Glacier is probably the closest, but it's still about 6-7 blocks away. Snow Goose is on 3rd, one block north from Glacier. Simon and Seafort's is about 10 blocks from your hotel. You might just want to grab a cab- it'd cost around $10 and you could always walk back once you've seen where you're going/how far it is yourself.
This one’s for Ed and Eries…just a comment from someone on TripAdvisor…There is no way I would arrive into Anchorage the same day that the cruise departs. Too many potentials for missing the boat, and the next place to pick it up would be 2-3 days later. And as was said, it is 2-4 hours from Anchorage to your departure dock.
I would also suggest booking a transfer through the cruiseline. That way they are responsible to get you to the ship and gives you one less thing to worry about. Check on what time the train leaves the airport to Whittier.
If you do drive to Denali NP, there are much cheaper accommodations 15 min. north or south of the park at Healy and Carlo Creek. The entrance-area hotels have a "captive" audience of people who travel by bus or train, and charge around $300 per night. Here is a list for Healy: denalichamber.com/plugins/…yellowpages.php If you need help with that, just post over in the Denali NP forum for Coalminer, who lives there. Give a price range and what you're looking for (B&B, hotel, cabin).

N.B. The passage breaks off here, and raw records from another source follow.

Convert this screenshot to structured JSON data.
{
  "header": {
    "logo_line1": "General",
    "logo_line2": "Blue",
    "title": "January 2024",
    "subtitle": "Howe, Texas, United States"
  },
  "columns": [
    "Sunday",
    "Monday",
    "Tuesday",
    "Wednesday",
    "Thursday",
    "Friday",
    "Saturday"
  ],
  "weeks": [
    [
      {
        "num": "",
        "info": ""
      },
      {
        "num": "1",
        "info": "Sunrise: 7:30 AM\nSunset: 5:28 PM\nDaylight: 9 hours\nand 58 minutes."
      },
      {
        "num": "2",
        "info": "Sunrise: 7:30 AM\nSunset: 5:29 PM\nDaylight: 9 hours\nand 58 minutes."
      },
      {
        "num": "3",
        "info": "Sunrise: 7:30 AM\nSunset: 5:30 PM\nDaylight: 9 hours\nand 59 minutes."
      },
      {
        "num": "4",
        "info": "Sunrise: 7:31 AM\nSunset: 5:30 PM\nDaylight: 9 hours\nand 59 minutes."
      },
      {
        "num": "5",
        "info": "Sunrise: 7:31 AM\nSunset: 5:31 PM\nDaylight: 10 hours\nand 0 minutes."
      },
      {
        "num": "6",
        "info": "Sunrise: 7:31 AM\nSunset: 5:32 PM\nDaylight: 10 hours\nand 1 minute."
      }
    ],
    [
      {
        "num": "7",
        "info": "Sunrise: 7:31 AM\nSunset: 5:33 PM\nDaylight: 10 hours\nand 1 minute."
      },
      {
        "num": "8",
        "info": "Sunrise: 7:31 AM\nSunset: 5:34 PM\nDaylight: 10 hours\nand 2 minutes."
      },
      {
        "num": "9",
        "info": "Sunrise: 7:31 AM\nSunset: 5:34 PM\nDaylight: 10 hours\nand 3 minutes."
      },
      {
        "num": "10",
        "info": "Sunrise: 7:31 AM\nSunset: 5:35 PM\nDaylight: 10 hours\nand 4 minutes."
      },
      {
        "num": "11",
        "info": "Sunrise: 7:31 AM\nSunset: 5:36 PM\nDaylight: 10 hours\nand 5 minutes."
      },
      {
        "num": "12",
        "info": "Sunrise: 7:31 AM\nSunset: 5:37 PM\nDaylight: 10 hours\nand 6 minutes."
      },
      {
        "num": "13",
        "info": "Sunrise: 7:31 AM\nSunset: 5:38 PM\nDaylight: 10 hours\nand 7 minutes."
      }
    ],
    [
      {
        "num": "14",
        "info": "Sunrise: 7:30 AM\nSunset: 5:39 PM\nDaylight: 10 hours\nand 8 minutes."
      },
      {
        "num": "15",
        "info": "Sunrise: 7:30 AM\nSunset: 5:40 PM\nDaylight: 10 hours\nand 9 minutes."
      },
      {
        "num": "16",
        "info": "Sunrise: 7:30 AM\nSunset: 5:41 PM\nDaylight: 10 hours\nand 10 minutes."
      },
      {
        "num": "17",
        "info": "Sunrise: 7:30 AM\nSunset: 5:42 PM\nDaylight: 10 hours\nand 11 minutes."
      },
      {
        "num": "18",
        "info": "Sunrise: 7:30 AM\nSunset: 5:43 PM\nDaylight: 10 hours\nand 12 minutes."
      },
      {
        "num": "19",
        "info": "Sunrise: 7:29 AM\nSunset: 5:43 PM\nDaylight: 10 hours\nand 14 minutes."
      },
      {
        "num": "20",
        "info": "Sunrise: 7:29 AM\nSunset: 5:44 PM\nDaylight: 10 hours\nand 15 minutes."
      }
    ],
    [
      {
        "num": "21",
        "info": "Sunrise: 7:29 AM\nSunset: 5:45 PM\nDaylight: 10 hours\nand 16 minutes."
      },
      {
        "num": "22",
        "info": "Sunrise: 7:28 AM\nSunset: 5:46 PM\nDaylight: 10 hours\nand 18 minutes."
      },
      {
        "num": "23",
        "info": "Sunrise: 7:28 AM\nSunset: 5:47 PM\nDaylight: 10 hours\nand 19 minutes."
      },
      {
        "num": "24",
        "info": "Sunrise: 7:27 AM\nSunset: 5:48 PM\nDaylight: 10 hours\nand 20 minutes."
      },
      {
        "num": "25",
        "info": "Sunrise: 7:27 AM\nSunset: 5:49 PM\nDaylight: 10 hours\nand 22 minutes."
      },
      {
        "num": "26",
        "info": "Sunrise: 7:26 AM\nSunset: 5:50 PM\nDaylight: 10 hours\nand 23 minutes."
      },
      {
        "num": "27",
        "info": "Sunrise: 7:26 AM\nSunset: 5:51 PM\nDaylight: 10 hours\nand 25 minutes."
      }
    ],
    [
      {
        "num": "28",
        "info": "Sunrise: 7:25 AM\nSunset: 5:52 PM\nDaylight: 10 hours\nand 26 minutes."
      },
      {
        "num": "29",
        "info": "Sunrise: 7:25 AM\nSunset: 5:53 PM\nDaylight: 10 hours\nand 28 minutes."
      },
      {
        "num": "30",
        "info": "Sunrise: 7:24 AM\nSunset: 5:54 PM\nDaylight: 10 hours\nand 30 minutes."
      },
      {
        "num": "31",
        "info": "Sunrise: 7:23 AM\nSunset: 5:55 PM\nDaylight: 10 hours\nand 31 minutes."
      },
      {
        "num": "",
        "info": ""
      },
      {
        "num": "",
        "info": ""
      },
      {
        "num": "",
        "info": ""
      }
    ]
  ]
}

We arrived in Anchorage, spent one night, rented a car and drove to Denali as John suggests, stopping several times along the way (Talkeetna, etc) to gawk! We stayed at the McKinley Creekside Cabins (mckinleycabins.com) for less than what our hotel in Anchorage cost. These cabins are a few miles south of the park. I'm sure others will have ideas for lodging which is more reasonable than the Glitter Gulch hotels, if you decide to rent a car.
Looking at TripAdvisor folks who recommended hotels in Anchorage…these are some that I saw…haven’t had time to check them out.
ALPHA AND OMEGA - Diabolic Beginning and Divine End John O'Loughlin CDM Philosophy This edition of Alpha and Omega published 2012 byAll rights reserved. No part of this eBook may be reproduced in any form or by any means without the prior written permission of the CONTENTS Copyright © 2012 John O'Loughlin This book of aphoristic philosophy, divided into four evenly-structured
The search for valuable new products from among the world’s stock of natural biological resourcesis mostly carried out by people from wealthy countries, and mostly takes place in developing countries thatlack the research capacity to profit from it. Surely, the indigenous people should receive some compensationfrom it. But we must build a robust defense for this intuition, rooted in the Wes